Data extracted from a collection
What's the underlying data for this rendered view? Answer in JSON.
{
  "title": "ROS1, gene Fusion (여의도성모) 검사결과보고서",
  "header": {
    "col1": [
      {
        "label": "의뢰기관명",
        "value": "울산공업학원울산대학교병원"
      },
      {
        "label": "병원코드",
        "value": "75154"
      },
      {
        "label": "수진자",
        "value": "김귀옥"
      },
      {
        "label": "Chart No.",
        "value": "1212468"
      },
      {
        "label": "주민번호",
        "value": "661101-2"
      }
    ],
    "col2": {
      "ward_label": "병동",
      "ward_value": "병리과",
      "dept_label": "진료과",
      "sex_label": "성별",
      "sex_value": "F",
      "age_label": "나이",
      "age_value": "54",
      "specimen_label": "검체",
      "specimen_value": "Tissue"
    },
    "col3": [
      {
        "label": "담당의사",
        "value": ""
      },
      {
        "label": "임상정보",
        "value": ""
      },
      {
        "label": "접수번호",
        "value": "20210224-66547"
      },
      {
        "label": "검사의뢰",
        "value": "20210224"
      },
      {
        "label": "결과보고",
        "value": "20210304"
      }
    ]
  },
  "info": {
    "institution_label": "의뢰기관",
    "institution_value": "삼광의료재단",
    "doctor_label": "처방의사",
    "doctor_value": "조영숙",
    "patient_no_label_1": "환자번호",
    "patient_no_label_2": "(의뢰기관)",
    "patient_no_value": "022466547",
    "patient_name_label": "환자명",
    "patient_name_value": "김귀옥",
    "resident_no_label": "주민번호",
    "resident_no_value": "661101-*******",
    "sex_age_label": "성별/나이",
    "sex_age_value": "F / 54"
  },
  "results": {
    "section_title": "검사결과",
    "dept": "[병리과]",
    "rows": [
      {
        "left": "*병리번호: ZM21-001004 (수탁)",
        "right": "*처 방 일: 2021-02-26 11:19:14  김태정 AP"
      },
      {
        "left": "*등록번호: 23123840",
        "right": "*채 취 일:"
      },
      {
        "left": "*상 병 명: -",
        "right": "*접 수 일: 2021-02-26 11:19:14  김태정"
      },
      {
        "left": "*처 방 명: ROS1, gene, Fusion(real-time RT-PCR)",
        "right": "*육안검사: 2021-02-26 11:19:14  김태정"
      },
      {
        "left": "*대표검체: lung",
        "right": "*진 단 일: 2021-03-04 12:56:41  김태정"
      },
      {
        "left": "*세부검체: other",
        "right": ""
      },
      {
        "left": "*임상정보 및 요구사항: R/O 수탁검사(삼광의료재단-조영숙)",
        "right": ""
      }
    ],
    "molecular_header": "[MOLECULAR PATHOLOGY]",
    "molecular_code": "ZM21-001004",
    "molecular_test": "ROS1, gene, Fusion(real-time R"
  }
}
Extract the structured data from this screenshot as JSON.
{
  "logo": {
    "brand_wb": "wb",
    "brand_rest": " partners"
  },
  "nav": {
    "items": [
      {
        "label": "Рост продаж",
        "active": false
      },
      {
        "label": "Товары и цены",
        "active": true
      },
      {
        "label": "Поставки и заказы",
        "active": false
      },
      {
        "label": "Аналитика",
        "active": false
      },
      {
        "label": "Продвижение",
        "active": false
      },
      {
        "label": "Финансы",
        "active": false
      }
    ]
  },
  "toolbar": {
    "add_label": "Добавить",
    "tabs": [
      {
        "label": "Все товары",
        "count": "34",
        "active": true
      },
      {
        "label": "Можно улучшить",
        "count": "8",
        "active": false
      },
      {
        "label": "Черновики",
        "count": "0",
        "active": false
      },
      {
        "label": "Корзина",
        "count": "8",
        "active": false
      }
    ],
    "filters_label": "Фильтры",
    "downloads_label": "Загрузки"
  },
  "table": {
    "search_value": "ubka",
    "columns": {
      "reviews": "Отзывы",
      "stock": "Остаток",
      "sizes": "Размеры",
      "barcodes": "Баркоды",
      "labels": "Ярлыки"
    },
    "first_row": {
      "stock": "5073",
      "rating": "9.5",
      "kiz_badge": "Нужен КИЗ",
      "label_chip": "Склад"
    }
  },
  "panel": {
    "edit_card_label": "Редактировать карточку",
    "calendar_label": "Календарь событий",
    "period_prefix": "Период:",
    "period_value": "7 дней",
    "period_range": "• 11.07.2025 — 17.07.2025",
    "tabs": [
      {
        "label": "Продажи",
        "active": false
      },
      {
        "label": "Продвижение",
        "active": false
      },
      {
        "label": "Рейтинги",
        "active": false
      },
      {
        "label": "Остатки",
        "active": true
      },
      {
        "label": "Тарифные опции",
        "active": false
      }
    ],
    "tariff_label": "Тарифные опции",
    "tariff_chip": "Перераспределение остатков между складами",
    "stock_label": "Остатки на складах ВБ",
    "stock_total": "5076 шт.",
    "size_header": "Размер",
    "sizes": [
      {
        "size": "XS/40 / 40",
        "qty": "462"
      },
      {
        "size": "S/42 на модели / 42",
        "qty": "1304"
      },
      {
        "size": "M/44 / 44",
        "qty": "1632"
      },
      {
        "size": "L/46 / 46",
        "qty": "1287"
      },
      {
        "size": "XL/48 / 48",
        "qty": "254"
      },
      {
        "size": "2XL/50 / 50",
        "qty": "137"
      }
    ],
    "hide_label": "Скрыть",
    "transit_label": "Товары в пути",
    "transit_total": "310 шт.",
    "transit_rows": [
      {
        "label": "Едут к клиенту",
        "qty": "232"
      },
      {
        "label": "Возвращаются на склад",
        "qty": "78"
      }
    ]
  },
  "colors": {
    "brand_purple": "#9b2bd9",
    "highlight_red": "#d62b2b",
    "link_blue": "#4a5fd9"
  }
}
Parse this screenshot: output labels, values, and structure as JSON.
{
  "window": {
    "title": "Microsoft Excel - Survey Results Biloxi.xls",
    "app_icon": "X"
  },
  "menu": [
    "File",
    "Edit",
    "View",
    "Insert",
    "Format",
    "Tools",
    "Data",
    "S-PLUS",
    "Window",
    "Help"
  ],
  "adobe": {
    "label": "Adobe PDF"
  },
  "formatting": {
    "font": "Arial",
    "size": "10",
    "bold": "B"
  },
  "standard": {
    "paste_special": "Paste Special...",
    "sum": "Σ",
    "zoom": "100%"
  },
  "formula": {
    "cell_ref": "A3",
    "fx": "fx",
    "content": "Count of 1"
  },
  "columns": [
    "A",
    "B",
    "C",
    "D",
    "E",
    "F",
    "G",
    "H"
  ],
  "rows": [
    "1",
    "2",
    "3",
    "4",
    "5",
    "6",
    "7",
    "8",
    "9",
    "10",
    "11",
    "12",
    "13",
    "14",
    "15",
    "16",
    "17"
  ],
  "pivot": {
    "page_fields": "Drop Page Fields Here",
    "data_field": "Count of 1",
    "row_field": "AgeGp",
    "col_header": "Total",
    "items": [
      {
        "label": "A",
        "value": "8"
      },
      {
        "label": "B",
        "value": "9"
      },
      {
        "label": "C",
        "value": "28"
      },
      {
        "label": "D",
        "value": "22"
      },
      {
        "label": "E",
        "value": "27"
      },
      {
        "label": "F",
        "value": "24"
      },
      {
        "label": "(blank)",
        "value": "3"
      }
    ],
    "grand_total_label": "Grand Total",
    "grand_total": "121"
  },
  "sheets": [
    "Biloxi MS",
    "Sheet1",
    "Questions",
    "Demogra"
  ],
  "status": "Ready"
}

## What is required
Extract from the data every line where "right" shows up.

## Final answer
        "right": "*처 방 일: 2021-02-26 11:19:14  김태정 AP"
        "right": "*채 취 일:"
        "right": "*접 수 일: 2021-02-26 11:19:14  김태정"
        "right": "*육안검사: 2021-02-26 11:19:14  김태정"
        "right": "*진 단 일: 2021-03-04 12:56:41  김태정"
        "right": ""
        "right": ""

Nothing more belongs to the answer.